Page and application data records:
------------------------------------

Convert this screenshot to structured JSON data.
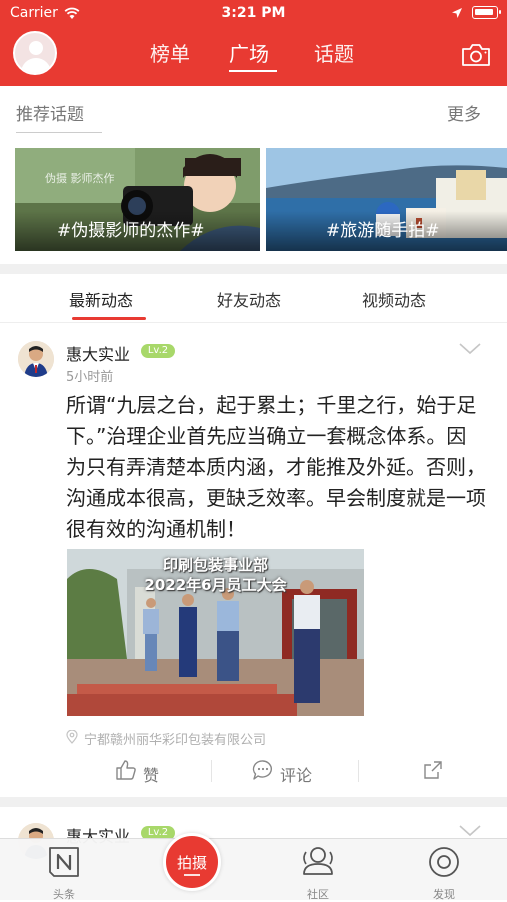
{
  "status_bar": {
    "carrier": "Carrier",
    "time": "3:21 PM"
  },
  "header": {
    "tabs": [
      {
        "label": "榜单",
        "active": false
      },
      {
        "label": "广场",
        "active": true
      },
      {
        "label": "话题",
        "active": false
      }
    ],
    "accent_color": "#e83a32"
  },
  "recommend": {
    "title": "推荐话题",
    "more_label": "更多",
    "topics": [
      {
        "caption": "#伪摄影师的杰作#",
        "watermark": "伪摄 影师杰作"
      },
      {
        "caption": "#旅游随手拍#"
      }
    ]
  },
  "feed_tabs": [
    {
      "label": "最新动态",
      "active": true
    },
    {
      "label": "好友动态",
      "active": false
    },
    {
      "label": "视频动态",
      "active": false
    }
  ],
  "post": {
    "author": "惠大实业",
    "level": "Lv.2",
    "time": "5小时前",
    "text": "所谓“九层之台，起于累土；千里之行，始于足下。”治理企业首先应当确立一套概念体系。因为只有弄清楚本质内涵，才能推及外延。否则，沟通成本很高，更缺乏效率。早会制度就是一项很有效的沟通机制！",
    "image_overlay_line1": "印刷包装事业部",
    "image_overlay_line2": "2022年6月员工大会",
    "location": "宁都赣州丽华彩印包装有限公司",
    "actions": {
      "like": "赞",
      "comment": "评论"
    }
  },
  "post2": {
    "author": "惠大实业",
    "level": "Lv.2"
  },
  "tabbar": {
    "items": [
      {
        "label": "头条",
        "icon": "news-icon"
      },
      {
        "label": "拍摄",
        "icon": "shoot-button"
      },
      {
        "label": "社区",
        "icon": "community-icon"
      },
      {
        "label": "发现",
        "icon": "discover-icon"
      }
    ]
  }
}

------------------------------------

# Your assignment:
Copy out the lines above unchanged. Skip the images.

# Response area:
Convert this screenshot to structured JSON data.
{
  "status_bar": {
    "carrier": "Carrier",
    "time": "3:21 PM"
  },
  "header": {
    "tabs": [
      {
        "label": "榜单",
        "active": false
      },
      {
        "label": "广场",
        "active": true
      },
      {
        "label": "话题",
        "active": false
      }
    ],
    "accent_color": "#e83a32"
  },
  "recommend": {
    "title": "推荐话题",
    "more_label": "更多",
    "topics": [
      {
        "caption": "#伪摄影师的杰作#",
        "watermark": "伪摄 影师杰作"
      },
      {
        "caption": "#旅游随手拍#"
      }
    ]
  },
  "feed_tabs": [
    {
      "label": "最新动态",
      "active": true
    },
    {
      "label": "好友动态",
      "active": false
    },
    {
      "label": "视频动态",
      "active": false
    }
  ],
  "post": {
    "author": "惠大实业",
    "level": "Lv.2",
    "time": "5小时前",
    "text": "所谓“九层之台，起于累土；千里之行，始于足下。”治理企业首先应当确立一套概念体系。因为只有弄清楚本质内涵，才能推及外延。否则，沟通成本很高，更缺乏效率。早会制度就是一项很有效的沟通机制！",
    "image_overlay_line1": "印刷包装事业部",
    "image_overlay_line2": "2022年6月员工大会",
    "location": "宁都赣州丽华彩印包装有限公司",
    "actions": {
      "like": "赞",
      "comment": "评论"
    }
  },
  "post2": {
    "author": "惠大实业",
    "level": "Lv.2"
  },
  "tabbar": {
    "items": [
      {
        "label": "头条",
        "icon": "news-icon"
      },
      {
        "label": "拍摄",
        "icon": "shoot-button"
      },
      {
        "label": "社区",
        "icon": "community-icon"
      },
      {
        "label": "发现",
        "icon": "discover-icon"
      }
    ]
  }
}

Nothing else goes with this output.